In the tradition of East European tragi-comedy, “Tirana Year Zero” is a gently funny, informative film with a stubbornly utopian message: Albanians should stay in their country and rebuild it. Director Fatmir Koci (“Necrology”) doesn’t sugarcoat the ugliness of life in today’s trigger-happy, post-communist Tirana, yet finds reason to love it anyway. It’s a decent item for niche programming.

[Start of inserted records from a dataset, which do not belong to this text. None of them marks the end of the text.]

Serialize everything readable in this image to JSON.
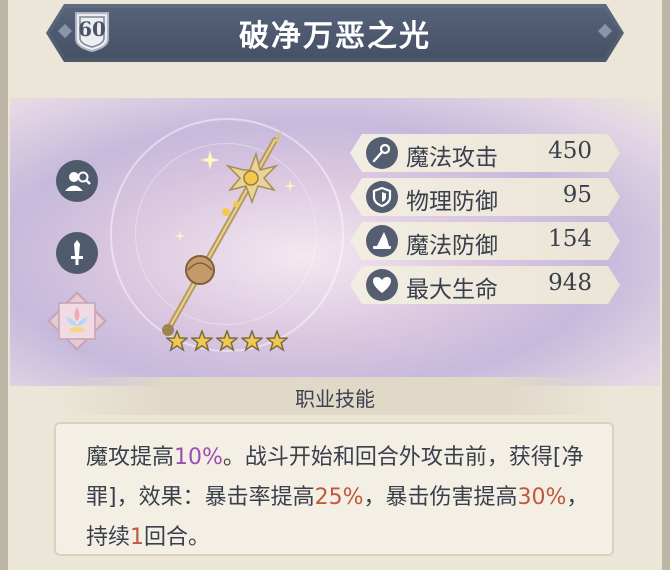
{
  "item": {
    "level": "60",
    "name": "破净万恶之光",
    "stars": 5
  },
  "side_buttons": [
    {
      "name": "inspect-character-icon"
    },
    {
      "name": "weapon-type-icon"
    },
    {
      "name": "job-emblem-icon"
    }
  ],
  "stats": [
    {
      "icon": "magic-wand-icon",
      "label": "魔法攻击",
      "value": "450"
    },
    {
      "icon": "shield-icon",
      "label": "物理防御",
      "value": "95"
    },
    {
      "icon": "wizard-hat-icon",
      "label": "魔法防御",
      "value": "154"
    },
    {
      "icon": "heart-icon",
      "label": "最大生命",
      "value": "948"
    }
  ],
  "skill": {
    "title": "职业技能",
    "segments": [
      {
        "text": "魔攻提高",
        "style": "normal"
      },
      {
        "text": "10%",
        "style": "purple"
      },
      {
        "text": "。战斗开始和回合外攻击前，获得[净罪]，效果：暴击率提高",
        "style": "normal"
      },
      {
        "text": "25%",
        "style": "red"
      },
      {
        "text": "，暴击伤害提高",
        "style": "normal"
      },
      {
        "text": "30%",
        "style": "red"
      },
      {
        "text": "，持续",
        "style": "normal"
      },
      {
        "text": "1",
        "style": "red"
      },
      {
        "text": "回合。",
        "style": "normal"
      }
    ]
  },
  "colors": {
    "header_bg": "#4d5868",
    "panel_bg": "#ece6d8",
    "accent_purple": "#9b4fae",
    "accent_red": "#c0583c",
    "star_gold": "#f2c94c"
  }
}
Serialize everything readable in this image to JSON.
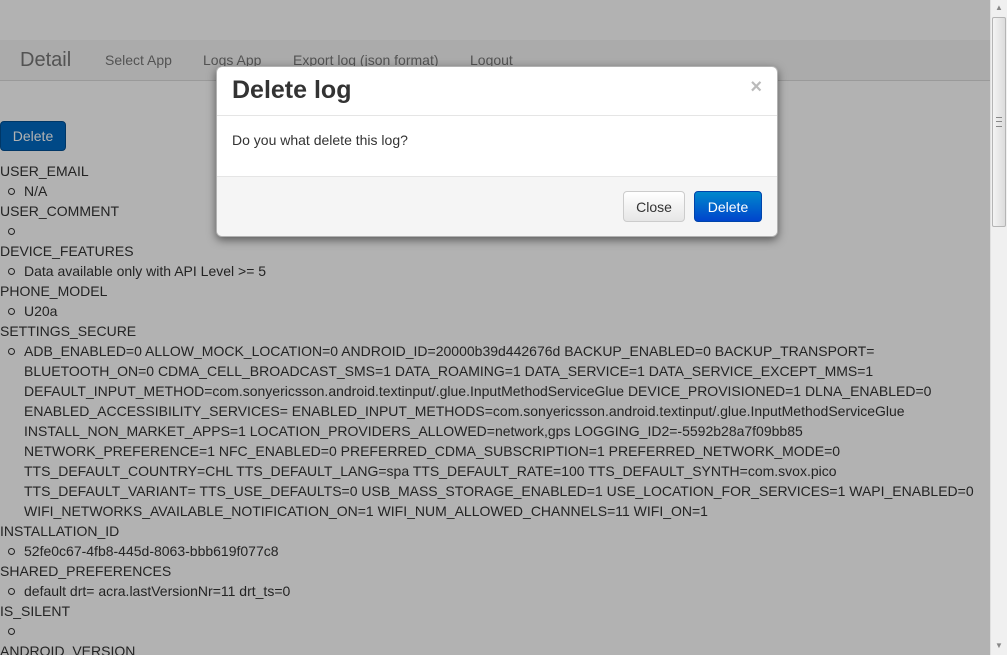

Niku (Nevin Mecaj) is a young truck driver who loves Klara (Ermela Teli), an attractive girl planning to go to Paris and be a model. He refuses to leave. Koci paints an honest if surreal picture of the world Niku opts for: unpaved streets with useless objects smoldering by the roadside, a traffic cop with a Kalashnikov, a train that runs out of fuel and dumps passengers, armed moviegoers and general poverty. The ugly, dirty, run-down concrete buildings are full of quarreling neighbors, but also ties of affection. A distraught father frets about his daughter in Italy, who never writes but sends him TV sets. Austrian thesp Lars Rudolph appears as an addled German who buys one of Albania’s 400,000 bunkers to take back to Berlin on Niku’s truck.